I agree that educationalists from the 19th century onwards have been vivisectionists of the personality; in fact I would say of the person, but I disagree with her statement that fairy tales have no connection with reality. The golden core of the ancient myths and fairy tales is true and that’s why they have endured throughout human history.
We are designed to long for truth even if we aren’t too sure where to find it.
Charlotte Mason insisted on a literature rich curriculum in which the books were well written and respectful of the child’s intelligence and imagination. There was so separation for Mason or Montessori of the different thought processes in the child. Instead they both recognised a whole person (made in the image and likeness of God) and respected the inherent dignity of the child as a person.
From the safety of the great myths children (and adults for that matter) can explore the natural law. They can see the battle between good and evil and the courage to overcome fear. The ancient myths show flawed heroes and great good done by those heroes, often in the face of fickle gods who never seemed to have anyone’s best interest at heart. In these stories a child’s imagination is fed so that they can begin to think out the reasons for what is real. Children are natural philosophers.
Despite having written the Narnia books C.S.Lewis disagreed with his friend Tolkien on the use of myth.
“Myths are lies,” said Lewis, “and therefore worthless, even though breathed through silver.”

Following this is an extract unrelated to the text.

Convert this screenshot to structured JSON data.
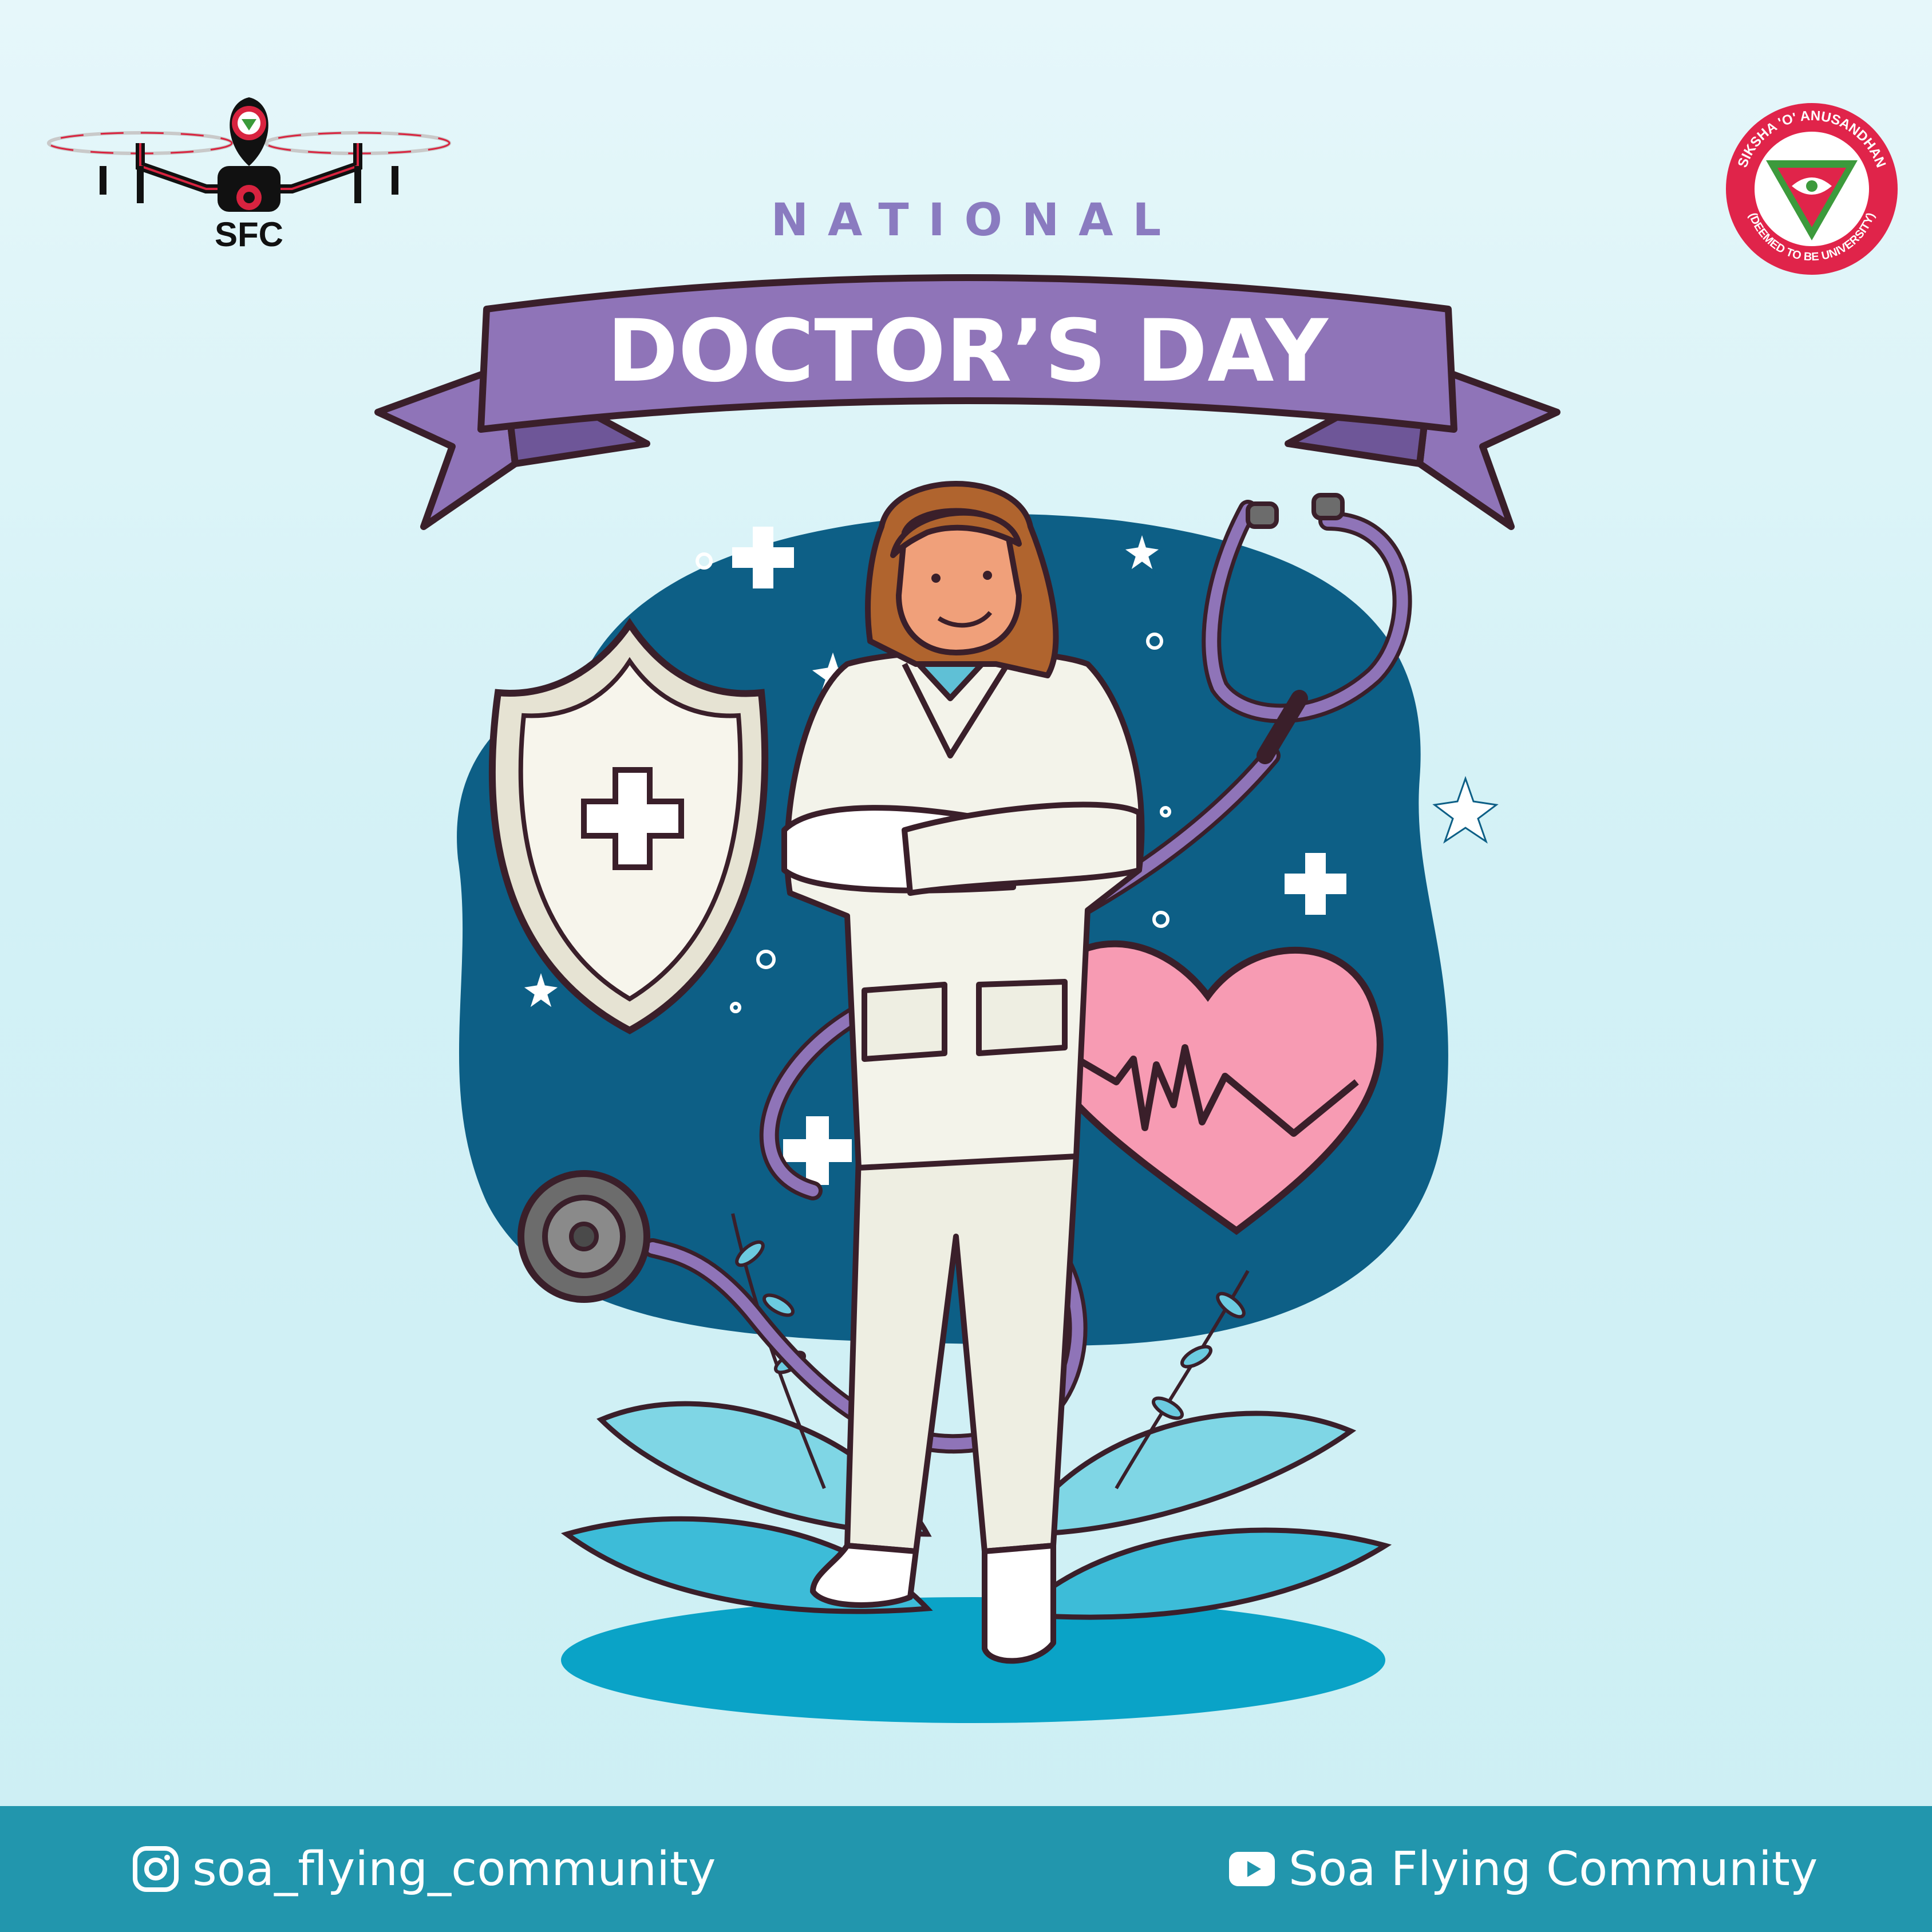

Tolkien disagreed. He had spent a great deal of his academic life studying the ancient myths. “Far from being lies,” he insisted, “they are the best way, sometimes the only way, of conveying truths that would otherwise remain inexpressible.” He saw in myths, even the pagan ones (or perhaps especially them) a light cast on truths that might otherwise be lost in the darkness of man’s error.
The ancient pagans had a kind of innocence and wisdom so that their myths hold lots of little golden nuggets. It’s good for children to see that all men throughout history have been made in His image and have some of that image to share.
But it’s also good psychology in that children (and adults) get to face their fears and work through them in story. It’s a lot of what ancient stories were for in the first place. But they also point us to the depths of the natural law so that we see we are all human, together, no matter what. I think the pagan myths actually point us back to what has been the Christian construct of personhood, showing that there was some understanding of the human as person right from the beginning.
You may notice I’ve added a signature which links to my shop. I’ll “formally” launch the shop next week as term starts.